"Christian": Noun or Adjective?

The word “Christian” has come to be used in the religious realm as an attachment to any- and everything that is desired of a person as their justification for that particular religious activity. Today, we read of “Christian” ministries, “Christian” fellowship, “Christian” schools, “Christian” weight loss centers, etc. Even the media’s use of the word evidences this. Any activity or endeavor that is religious in nature is identified as such by calling it “Christian.”

However, biblical usage proves these modern-day concepts to be in error, reflecting the attitude that prevails in religion — great zeal for God, but void of Bible knowledge (Romans 10.1-3). The word means to be “like Christ.” The root word is “Christ” and the suffix, “-ian” means “like or pertaining to.” The word “Christian” is never used in scripture as an adjective. It is always a noun. The term is found three times in our Bible, all in the New Testament:

  1. Acts 11.26 — “And in Antioch the disciples were first called Christians.
  2. Acts 26.28 — “Agrippa said to Paul, ‘In a short time would you persuade me to be a Christian?’
  3. 1 Peter 4.16 — “If anyone suffers as a Christian, let him not be ashamed, but let him glorify God in that name.

The prophet Isaiah had prophesied of the time when whoever would “join himself to Jehovah” and “keep his covenant” would be given “an everlasting name, that shall not be cut off” (Isaiah 56.5). Matthew quoted Isaiah’s prophecy that justice would be proclaimed to the Gentiles (Matthew 12.18; Isaiah 42.1-3). The apostle Paul cited Isaiah’s prophecy of the time when Gentiles would hope in Jesus in Romans 15.12 (cf. Isaiah 11.10).
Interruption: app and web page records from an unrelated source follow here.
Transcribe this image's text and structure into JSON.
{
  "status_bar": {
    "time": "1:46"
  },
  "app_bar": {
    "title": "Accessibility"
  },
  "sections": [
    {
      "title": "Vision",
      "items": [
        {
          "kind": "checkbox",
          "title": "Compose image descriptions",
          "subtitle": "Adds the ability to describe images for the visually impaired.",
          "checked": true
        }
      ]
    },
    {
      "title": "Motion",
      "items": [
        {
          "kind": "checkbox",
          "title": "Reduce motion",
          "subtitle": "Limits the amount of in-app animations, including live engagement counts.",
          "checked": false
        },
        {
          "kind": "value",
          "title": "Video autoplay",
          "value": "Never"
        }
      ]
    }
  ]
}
This name for God’s people would be given after, not before, Isaiah’s prophecies concerning the Gentiles. This explains why the Jews who were converted to Jesus in Acts 2 were not called Christians, for this name was connected with the Gentiles by Isaiah. Until Gentiles had God’s justice proclaimed to them, they had no hope (Ephesians 2.11-12). Their hope could not exist prior to their salvation (which was also true of Jews). After Gentiles had been converted, then disciples were called Christians (Acts 11.26).
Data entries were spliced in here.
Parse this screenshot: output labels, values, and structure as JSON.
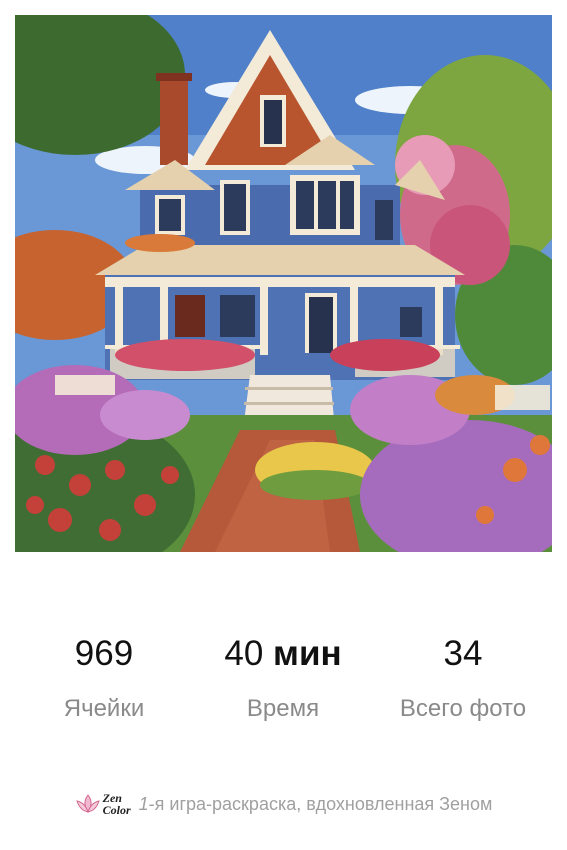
{
  "stats": {
    "cells": {
      "value": "969",
      "label": "Ячейки"
    },
    "time": {
      "number": "40",
      "unit": "мин",
      "label": "Время"
    },
    "photos": {
      "value": "34",
      "label": "Всего фото"
    }
  },
  "footer": {
    "logo_line1": "Zen",
    "logo_line2": "Color",
    "tagline_num": "1",
    "tagline_rest": "-я игра-раскраска, вдохновленная Зеном"
  },
  "colors": {
    "sky": "#5f8fd0",
    "house_blue": "#4a6cae",
    "roof": "#e8d3b0",
    "brick": "#b65a34",
    "text_dark": "#111111",
    "text_muted": "#8a8a8a"
  }
}
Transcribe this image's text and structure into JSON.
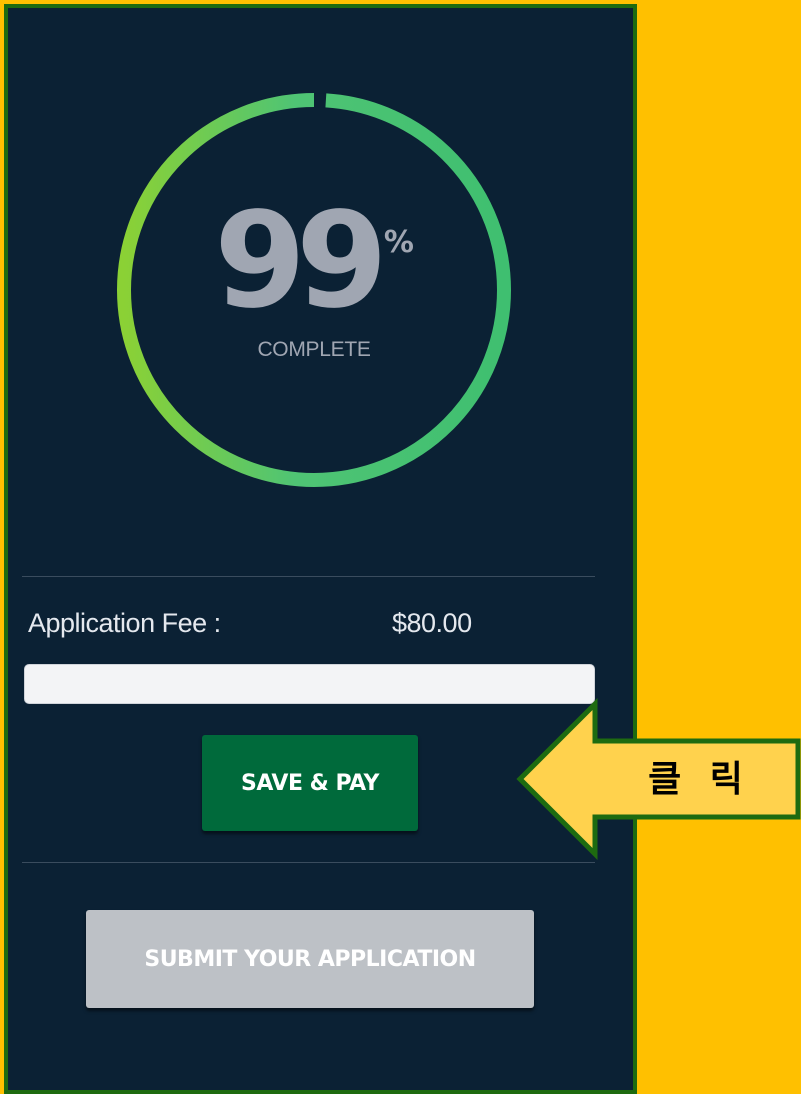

Hebrews 11.6

While faith in God and in his word had been commanded prior to Jesus, the faith that is associated with the new birth (John 3.3-5) pertains to something that is to be believed uniquely about Jesus. Specifically, there must be faith in the power of his blood. His blood was shed for the atonement of all humanity’s sins. The blood of animal sacrifices was never understood to be for the remission of sins (Hebrews 10.1-10).
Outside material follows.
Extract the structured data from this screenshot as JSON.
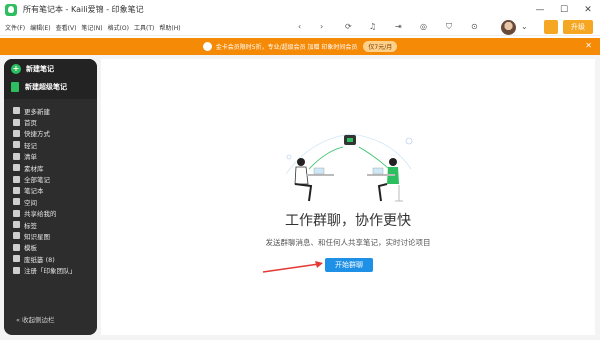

Acts 2.36; Philippians 2.9-11

While acknowledgment of God has always been man’s duty, now, acknowledgement that God has made Jesus both Lord and Christ must be confessed, not only by the "house of Israel,” but by “every tongue.” The reason: God has “highly exalted him (Jesus), and given him a name which is above every name…” Jesus is to be confessed as “Lord, to the glory of God the Father.


Romans 6.3-5,17-18

We are baptized into Jesus through immersion into his death. We were buried "with him through baptism unto death…if we have become united with him in the likeness of his death, we shall be also in the likeness of his resurrection…whereas ye were servants of sin, ye became obedient from the heart to that form of teaching whereunto ye were delivered; and being made free from sin, ye became servants of righteousness." It is after obedience to this form of doctrine that freedom from sin occurs for both Jews and Gentiles.

We read in 1 Corinthians 12.13: “For by one Spirit are we all baptized into one body, whether we be Jews or Gentiles, whether we be bond or free; and have been all made to drink into one Spirit.

The term “Christian” is not to be used to justify what we desire to offer to God, but properly it defines for us only the things that Christ exemplified in his life. By this we can know what activities are acceptable for us to follow. A Christian seeks to be like Christ in all aspects of his life. Individually and collectively, we are obedient to him as he was obedient to his heavenly Father. Thus, the matter is determined by God, not man.